● PROMPT: In full and word for word, give the records again.

++++++++

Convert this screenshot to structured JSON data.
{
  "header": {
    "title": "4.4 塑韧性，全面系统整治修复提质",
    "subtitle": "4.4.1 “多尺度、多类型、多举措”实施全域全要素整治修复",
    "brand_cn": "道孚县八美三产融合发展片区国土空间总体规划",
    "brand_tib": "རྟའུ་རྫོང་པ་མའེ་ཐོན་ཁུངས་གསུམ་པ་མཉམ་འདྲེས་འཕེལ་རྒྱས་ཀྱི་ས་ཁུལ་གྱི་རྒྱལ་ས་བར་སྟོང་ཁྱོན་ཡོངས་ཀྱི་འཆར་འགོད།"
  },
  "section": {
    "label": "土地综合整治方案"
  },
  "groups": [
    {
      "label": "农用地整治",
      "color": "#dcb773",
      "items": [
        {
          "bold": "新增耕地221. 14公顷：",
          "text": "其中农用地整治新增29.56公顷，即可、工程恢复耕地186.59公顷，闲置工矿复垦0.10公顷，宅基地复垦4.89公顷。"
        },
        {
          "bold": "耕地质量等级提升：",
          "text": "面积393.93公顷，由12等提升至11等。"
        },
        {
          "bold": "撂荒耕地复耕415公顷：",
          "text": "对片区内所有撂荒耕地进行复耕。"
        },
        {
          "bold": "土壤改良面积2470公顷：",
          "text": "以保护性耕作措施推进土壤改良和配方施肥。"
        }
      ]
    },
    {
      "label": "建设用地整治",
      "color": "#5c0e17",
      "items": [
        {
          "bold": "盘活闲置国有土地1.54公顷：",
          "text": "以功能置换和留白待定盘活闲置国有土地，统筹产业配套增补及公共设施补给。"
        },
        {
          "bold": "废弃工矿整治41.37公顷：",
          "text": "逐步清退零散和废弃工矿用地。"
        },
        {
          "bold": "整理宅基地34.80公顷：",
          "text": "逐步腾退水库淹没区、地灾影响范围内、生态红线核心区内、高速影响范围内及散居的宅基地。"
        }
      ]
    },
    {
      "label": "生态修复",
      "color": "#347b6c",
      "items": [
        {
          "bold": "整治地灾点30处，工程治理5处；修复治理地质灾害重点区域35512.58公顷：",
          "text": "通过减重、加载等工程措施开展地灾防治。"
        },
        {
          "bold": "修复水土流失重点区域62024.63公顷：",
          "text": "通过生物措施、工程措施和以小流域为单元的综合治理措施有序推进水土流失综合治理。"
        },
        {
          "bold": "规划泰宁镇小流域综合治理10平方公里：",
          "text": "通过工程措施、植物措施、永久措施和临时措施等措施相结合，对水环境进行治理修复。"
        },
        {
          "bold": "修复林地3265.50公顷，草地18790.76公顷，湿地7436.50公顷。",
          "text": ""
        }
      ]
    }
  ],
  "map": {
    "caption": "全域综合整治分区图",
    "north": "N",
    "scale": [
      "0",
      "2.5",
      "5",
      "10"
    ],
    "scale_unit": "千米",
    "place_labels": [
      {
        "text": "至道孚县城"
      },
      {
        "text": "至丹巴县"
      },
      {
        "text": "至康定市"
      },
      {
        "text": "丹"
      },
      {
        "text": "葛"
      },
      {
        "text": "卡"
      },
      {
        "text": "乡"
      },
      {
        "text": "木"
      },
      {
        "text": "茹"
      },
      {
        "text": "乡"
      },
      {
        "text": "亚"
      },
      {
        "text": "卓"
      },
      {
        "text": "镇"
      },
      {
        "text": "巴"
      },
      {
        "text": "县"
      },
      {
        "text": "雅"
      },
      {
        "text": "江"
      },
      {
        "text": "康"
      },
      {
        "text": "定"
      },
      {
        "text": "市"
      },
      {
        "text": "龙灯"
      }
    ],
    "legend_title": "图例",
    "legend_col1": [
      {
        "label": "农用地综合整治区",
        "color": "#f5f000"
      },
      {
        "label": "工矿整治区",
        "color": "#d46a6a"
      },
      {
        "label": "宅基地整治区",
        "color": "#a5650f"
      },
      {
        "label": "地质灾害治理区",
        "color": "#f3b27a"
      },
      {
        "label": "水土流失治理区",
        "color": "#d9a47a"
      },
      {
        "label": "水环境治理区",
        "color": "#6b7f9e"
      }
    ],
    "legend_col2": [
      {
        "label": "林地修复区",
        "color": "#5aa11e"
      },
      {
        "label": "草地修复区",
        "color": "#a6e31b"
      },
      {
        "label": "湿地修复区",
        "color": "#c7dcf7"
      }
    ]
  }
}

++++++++

● SOLUTION FOR THIS PROBLEM:
Convert this screenshot to structured JSON data.
{
  "header": {
    "title": "4.4 塑韧性，全面系统整治修复提质",
    "subtitle": "4.4.1 “多尺度、多类型、多举措”实施全域全要素整治修复",
    "brand_cn": "道孚县八美三产融合发展片区国土空间总体规划",
    "brand_tib": "རྟའུ་རྫོང་པ་མའེ་ཐོན་ཁུངས་གསུམ་པ་མཉམ་འདྲེས་འཕེལ་རྒྱས་ཀྱི་ས་ཁུལ་གྱི་རྒྱལ་ས་བར་སྟོང་ཁྱོན་ཡོངས་ཀྱི་འཆར་འགོད།"
  },
  "section": {
    "label": "土地综合整治方案"
  },
  "groups": [
    {
      "label": "农用地整治",
      "color": "#dcb773",
      "items": [
        {
          "bold": "新增耕地221. 14公顷：",
          "text": "其中农用地整治新增29.56公顷，即可、工程恢复耕地186.59公顷，闲置工矿复垦0.10公顷，宅基地复垦4.89公顷。"
        },
        {
          "bold": "耕地质量等级提升：",
          "text": "面积393.93公顷，由12等提升至11等。"
        },
        {
          "bold": "撂荒耕地复耕415公顷：",
          "text": "对片区内所有撂荒耕地进行复耕。"
        },
        {
          "bold": "土壤改良面积2470公顷：",
          "text": "以保护性耕作措施推进土壤改良和配方施肥。"
        }
      ]
    },
    {
      "label": "建设用地整治",
      "color": "#5c0e17",
      "items": [
        {
          "bold": "盘活闲置国有土地1.54公顷：",
          "text": "以功能置换和留白待定盘活闲置国有土地，统筹产业配套增补及公共设施补给。"
        },
        {
          "bold": "废弃工矿整治41.37公顷：",
          "text": "逐步清退零散和废弃工矿用地。"
        },
        {
          "bold": "整理宅基地34.80公顷：",
          "text": "逐步腾退水库淹没区、地灾影响范围内、生态红线核心区内、高速影响范围内及散居的宅基地。"
        }
      ]
    },
    {
      "label": "生态修复",
      "color": "#347b6c",
      "items": [
        {
          "bold": "整治地灾点30处，工程治理5处；修复治理地质灾害重点区域35512.58公顷：",
          "text": "通过减重、加载等工程措施开展地灾防治。"
        },
        {
          "bold": "修复水土流失重点区域62024.63公顷：",
          "text": "通过生物措施、工程措施和以小流域为单元的综合治理措施有序推进水土流失综合治理。"
        },
        {
          "bold": "规划泰宁镇小流域综合治理10平方公里：",
          "text": "通过工程措施、植物措施、永久措施和临时措施等措施相结合，对水环境进行治理修复。"
        },
        {
          "bold": "修复林地3265.50公顷，草地18790.76公顷，湿地7436.50公顷。",
          "text": ""
        }
      ]
    }
  ],
  "map": {
    "caption": "全域综合整治分区图",
    "north": "N",
    "scale": [
      "0",
      "2.5",
      "5",
      "10"
    ],
    "scale_unit": "千米",
    "place_labels": [
      {
        "text": "至道孚县城"
      },
      {
        "text": "至丹巴县"
      },
      {
        "text": "至康定市"
      },
      {
        "text": "丹"
      },
      {
        "text": "葛"
      },
      {
        "text": "卡"
      },
      {
        "text": "乡"
      },
      {
        "text": "木"
      },
      {
        "text": "茹"
      },
      {
        "text": "乡"
      },
      {
        "text": "亚"
      },
      {
        "text": "卓"
      },
      {
        "text": "镇"
      },
      {
        "text": "巴"
      },
      {
        "text": "县"
      },
      {
        "text": "雅"
      },
      {
        "text": "江"
      },
      {
        "text": "康"
      },
      {
        "text": "定"
      },
      {
        "text": "市"
      },
      {
        "text": "龙灯"
      }
    ],
    "legend_title": "图例",
    "legend_col1": [
      {
        "label": "农用地综合整治区",
        "color": "#f5f000"
      },
      {
        "label": "工矿整治区",
        "color": "#d46a6a"
      },
      {
        "label": "宅基地整治区",
        "color": "#a5650f"
      },
      {
        "label": "地质灾害治理区",
        "color": "#f3b27a"
      },
      {
        "label": "水土流失治理区",
        "color": "#d9a47a"
      },
      {
        "label": "水环境治理区",
        "color": "#6b7f9e"
      }
    ],
    "legend_col2": [
      {
        "label": "林地修复区",
        "color": "#5aa11e"
      },
      {
        "label": "草地修复区",
        "color": "#a6e31b"
      },
      {
        "label": "湿地修复区",
        "color": "#c7dcf7"
      }
    ]
  }
}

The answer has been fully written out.